Nepal Prime Minister Madhav Kumar Nepal on Sunday said he would quit for Maoist chief Prachanda, though he would be willing to make way for a consensus candidate if that could resolve the political crisis.
With the Maoists preparing for a massive protest rally against the 22-party ruling coalition, Nepal said Maoist chairman Pushpa Kamal Dahal could not be accepted as the prime minister as he has been instigating violence in the country.
Talking to reporters at the Tribhuvan University Teaching Hospital, where he had gone to see injured party cadres, Nepal said he was ready to pave the way for "other alternatives" but will not resign under pressure from the Maoists.
The Prime Minister visited the Teaching Hospital at Maharajgunj to enquire about health condition of those cadres who sustained serious injuries during an attack allegedly by Maoist cadres in Surkhet district in western Nepal.

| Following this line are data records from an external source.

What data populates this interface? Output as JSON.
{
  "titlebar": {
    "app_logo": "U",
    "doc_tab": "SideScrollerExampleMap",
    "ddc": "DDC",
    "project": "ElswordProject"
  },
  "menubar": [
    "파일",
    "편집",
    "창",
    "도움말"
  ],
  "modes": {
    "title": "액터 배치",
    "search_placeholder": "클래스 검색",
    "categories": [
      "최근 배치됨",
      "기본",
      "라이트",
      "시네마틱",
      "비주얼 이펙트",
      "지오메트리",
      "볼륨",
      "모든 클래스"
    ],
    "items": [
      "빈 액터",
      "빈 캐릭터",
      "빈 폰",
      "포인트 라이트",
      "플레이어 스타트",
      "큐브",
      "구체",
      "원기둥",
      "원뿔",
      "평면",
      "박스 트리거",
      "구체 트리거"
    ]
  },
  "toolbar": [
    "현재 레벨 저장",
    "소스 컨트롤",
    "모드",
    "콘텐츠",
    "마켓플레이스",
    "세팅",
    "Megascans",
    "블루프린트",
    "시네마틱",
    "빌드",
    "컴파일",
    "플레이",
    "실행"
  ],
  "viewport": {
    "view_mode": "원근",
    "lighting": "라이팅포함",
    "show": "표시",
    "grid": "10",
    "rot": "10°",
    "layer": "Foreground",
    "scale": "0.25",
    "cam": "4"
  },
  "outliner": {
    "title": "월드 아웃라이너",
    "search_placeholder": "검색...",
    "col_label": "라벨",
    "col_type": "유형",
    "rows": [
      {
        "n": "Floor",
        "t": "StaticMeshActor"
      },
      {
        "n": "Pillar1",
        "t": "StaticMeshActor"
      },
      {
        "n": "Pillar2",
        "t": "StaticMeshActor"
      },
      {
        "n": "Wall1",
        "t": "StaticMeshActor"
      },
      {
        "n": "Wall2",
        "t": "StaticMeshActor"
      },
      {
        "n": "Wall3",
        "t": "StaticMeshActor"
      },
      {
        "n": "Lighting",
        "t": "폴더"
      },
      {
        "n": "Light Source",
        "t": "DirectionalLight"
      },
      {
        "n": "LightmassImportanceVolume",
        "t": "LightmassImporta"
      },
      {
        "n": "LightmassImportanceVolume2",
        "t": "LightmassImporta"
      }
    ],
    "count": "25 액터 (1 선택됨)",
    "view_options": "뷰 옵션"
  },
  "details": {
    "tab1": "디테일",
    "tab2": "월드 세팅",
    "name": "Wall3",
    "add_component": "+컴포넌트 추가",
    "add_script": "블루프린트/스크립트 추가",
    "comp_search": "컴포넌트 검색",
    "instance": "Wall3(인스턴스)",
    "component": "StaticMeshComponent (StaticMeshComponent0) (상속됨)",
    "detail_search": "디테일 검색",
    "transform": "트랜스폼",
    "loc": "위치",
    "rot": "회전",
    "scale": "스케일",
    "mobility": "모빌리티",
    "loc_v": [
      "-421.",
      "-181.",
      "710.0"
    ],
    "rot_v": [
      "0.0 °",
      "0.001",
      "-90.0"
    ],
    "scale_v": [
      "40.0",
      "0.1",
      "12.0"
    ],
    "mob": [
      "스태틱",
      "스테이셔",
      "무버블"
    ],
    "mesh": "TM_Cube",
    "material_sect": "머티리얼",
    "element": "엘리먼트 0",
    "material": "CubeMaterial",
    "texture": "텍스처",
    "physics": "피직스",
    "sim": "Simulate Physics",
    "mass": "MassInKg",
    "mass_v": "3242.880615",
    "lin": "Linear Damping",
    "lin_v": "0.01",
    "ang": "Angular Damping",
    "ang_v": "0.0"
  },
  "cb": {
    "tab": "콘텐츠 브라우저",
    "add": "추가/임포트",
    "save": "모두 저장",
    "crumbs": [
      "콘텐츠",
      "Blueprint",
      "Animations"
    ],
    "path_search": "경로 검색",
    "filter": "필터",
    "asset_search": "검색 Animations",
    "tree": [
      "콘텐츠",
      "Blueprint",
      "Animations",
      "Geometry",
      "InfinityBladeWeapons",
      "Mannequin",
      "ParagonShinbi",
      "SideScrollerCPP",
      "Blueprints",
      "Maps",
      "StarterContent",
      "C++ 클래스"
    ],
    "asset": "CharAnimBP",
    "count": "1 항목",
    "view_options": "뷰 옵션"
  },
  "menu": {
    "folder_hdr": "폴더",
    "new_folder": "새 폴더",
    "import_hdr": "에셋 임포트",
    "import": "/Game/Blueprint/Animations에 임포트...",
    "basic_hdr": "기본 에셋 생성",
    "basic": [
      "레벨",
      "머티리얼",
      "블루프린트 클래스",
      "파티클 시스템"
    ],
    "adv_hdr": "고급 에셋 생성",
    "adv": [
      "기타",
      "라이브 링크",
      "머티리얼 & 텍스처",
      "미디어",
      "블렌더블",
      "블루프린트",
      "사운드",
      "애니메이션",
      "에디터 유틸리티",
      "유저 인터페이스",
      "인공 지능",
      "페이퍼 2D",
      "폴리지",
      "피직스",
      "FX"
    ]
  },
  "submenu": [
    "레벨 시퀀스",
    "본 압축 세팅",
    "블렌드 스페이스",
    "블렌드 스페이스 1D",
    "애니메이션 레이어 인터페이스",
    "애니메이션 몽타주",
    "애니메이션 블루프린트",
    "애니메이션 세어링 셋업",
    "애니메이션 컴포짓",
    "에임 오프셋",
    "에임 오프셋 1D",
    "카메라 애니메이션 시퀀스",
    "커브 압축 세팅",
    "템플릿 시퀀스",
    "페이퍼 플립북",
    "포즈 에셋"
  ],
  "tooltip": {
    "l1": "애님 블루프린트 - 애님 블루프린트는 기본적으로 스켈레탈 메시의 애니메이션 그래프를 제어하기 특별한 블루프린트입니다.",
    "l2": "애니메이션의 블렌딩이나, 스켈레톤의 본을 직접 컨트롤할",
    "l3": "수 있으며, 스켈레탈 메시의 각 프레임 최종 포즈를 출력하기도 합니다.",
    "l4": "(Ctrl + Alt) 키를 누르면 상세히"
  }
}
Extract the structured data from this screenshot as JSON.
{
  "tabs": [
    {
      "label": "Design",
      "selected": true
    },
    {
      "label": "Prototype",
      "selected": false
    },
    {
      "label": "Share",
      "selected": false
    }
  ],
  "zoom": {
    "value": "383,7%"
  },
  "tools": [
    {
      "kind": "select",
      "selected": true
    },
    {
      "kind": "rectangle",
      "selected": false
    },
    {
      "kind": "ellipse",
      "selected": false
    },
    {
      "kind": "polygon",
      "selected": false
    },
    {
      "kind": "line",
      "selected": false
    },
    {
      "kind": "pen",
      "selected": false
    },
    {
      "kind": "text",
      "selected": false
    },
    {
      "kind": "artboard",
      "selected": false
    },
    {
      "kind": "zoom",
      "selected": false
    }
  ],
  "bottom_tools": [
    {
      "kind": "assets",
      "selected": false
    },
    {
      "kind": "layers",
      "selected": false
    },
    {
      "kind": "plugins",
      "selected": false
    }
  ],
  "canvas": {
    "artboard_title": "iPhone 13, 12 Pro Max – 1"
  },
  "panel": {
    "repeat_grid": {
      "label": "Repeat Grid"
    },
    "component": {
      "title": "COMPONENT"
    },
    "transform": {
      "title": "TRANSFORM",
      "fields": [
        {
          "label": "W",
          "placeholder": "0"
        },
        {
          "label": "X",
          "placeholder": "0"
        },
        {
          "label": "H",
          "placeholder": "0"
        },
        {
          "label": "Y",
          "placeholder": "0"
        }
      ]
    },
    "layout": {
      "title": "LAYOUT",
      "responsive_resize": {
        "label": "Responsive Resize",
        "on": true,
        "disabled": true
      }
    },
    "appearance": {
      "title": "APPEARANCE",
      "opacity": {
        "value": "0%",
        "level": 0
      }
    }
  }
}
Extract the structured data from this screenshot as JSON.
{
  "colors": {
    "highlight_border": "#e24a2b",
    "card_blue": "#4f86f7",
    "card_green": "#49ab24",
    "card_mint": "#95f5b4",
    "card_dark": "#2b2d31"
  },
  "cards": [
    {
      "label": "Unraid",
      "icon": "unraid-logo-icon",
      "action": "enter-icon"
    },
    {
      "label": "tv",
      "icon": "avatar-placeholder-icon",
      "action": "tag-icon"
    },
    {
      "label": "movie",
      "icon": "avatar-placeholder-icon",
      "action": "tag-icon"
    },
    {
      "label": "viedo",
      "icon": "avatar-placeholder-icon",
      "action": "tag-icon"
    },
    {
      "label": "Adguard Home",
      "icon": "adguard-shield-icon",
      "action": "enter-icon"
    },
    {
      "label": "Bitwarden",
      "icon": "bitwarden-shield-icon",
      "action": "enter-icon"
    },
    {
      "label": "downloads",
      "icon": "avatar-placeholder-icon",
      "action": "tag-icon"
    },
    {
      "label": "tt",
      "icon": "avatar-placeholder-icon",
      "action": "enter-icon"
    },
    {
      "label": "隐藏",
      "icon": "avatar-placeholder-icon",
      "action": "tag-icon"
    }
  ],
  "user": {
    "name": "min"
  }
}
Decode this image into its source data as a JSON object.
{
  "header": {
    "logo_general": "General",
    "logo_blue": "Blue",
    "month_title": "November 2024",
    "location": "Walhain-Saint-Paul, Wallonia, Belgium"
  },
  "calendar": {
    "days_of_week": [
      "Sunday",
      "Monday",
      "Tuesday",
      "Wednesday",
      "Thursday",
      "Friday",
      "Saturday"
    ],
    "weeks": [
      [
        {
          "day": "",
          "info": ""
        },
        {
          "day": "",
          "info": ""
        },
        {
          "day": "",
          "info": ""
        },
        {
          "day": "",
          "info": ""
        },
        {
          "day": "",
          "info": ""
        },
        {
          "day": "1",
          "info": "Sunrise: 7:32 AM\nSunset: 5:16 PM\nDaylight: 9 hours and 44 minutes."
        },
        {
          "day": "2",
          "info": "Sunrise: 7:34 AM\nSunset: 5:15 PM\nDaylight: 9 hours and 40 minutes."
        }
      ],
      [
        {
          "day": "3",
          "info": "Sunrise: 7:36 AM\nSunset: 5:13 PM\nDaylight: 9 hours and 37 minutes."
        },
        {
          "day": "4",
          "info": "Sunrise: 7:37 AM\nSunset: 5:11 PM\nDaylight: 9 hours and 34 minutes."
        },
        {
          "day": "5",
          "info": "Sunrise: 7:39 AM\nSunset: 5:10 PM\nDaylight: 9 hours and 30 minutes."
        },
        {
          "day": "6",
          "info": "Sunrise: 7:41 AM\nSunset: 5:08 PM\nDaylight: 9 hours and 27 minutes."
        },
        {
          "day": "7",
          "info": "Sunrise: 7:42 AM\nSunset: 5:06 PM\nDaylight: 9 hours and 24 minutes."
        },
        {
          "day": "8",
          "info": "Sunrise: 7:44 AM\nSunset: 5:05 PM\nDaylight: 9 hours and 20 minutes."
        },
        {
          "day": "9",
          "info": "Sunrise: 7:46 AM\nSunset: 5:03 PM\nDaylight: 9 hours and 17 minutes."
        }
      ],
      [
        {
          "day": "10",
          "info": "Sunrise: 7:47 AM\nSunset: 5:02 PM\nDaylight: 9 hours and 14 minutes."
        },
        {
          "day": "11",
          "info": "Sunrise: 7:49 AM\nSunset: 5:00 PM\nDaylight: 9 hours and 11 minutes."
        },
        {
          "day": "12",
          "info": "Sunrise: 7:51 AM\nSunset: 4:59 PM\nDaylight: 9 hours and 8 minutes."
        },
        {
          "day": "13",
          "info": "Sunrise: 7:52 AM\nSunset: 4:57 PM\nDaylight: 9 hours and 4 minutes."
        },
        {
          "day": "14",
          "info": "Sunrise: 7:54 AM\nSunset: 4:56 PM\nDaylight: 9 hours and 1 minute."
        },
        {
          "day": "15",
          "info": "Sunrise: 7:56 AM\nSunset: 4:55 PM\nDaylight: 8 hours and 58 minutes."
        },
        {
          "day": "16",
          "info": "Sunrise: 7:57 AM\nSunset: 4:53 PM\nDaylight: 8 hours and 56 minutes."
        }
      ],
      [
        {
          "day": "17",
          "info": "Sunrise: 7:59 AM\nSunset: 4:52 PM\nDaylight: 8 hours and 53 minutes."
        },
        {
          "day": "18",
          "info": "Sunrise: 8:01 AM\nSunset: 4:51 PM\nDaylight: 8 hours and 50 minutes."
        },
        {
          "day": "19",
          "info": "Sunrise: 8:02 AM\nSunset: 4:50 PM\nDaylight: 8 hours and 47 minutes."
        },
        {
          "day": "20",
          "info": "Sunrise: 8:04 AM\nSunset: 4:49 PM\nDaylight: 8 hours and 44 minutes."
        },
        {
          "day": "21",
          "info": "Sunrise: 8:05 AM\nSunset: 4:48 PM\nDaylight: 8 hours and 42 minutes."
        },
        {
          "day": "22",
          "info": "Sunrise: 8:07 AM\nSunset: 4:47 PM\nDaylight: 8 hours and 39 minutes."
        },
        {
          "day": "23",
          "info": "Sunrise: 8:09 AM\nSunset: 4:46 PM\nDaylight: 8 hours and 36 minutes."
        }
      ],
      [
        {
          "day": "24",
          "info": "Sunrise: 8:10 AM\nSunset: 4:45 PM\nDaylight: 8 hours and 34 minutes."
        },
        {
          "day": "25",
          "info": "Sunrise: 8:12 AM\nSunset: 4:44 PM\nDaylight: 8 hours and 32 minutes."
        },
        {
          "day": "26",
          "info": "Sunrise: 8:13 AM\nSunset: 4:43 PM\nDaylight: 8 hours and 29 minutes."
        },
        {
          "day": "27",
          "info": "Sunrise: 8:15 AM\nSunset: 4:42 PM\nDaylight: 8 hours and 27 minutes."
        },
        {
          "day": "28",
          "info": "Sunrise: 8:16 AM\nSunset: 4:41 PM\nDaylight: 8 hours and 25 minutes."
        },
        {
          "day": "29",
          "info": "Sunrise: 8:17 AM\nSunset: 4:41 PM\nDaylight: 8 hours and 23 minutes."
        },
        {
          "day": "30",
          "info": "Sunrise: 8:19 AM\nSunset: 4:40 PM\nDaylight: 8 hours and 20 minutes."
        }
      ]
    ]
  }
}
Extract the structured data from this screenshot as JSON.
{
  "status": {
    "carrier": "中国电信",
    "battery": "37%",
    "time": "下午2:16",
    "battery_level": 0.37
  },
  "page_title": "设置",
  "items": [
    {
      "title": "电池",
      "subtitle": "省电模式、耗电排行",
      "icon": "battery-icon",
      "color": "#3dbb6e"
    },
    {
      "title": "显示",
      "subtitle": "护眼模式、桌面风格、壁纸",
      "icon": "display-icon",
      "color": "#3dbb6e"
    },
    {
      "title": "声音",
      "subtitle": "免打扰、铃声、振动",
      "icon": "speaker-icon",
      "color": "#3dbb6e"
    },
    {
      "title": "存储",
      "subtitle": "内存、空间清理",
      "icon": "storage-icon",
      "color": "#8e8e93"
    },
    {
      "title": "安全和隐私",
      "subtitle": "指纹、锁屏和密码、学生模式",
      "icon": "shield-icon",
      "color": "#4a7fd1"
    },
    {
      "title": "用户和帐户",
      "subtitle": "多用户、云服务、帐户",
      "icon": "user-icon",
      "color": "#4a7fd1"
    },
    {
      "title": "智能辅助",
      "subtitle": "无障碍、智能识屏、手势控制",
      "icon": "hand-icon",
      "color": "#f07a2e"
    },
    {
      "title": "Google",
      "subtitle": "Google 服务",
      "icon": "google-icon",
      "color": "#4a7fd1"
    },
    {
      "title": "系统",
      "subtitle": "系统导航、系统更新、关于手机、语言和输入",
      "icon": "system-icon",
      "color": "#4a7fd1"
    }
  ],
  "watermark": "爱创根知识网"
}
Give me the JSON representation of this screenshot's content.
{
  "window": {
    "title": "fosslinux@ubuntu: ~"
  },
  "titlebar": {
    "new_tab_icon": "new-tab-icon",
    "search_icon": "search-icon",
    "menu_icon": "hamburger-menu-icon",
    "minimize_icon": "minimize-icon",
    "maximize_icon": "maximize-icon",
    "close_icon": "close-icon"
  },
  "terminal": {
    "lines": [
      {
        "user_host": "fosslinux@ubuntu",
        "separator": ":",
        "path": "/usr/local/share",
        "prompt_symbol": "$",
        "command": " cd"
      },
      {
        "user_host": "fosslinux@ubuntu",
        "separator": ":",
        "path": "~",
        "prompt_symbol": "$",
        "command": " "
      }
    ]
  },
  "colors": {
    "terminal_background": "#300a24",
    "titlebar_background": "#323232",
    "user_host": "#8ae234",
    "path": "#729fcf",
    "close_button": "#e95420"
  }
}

The Prime Minister's remarks came ahead of the Unified CPN-Maoists' planned protests starting from May 1 to topple the coalition government, coinciding with the May Day.
The Maoists have been preparing for the planned show of strength, conducting special training programmes for their cadres in different parts of the country.
The May 1 mass rally in Kathmandu is aimed at giving a final jolt to the government, against whom the Prachanda-led party has spearheaded a campaign.
Nepal accused the Maoists' of violating the Comprehensive Peace Accord by their continued acts of terror and violence.
He alleged that the Maoists' activities are obstructing the on-going peace process and the constitution drafting process in the country.
"If the Maoists do not mend their ways all other political parties should politically isolate the former rebels," he said.
He blamed the Maoists for assaulting the cadres of other political parties with a view "to impose their totalitarian rule in the country".
"It is unfortunate that the Maoists are creating anarchy and indulging in destructive activities at a time when the country needs cooperation, collaboration and peaceful atmosphere for efficiently managing the transitional period,"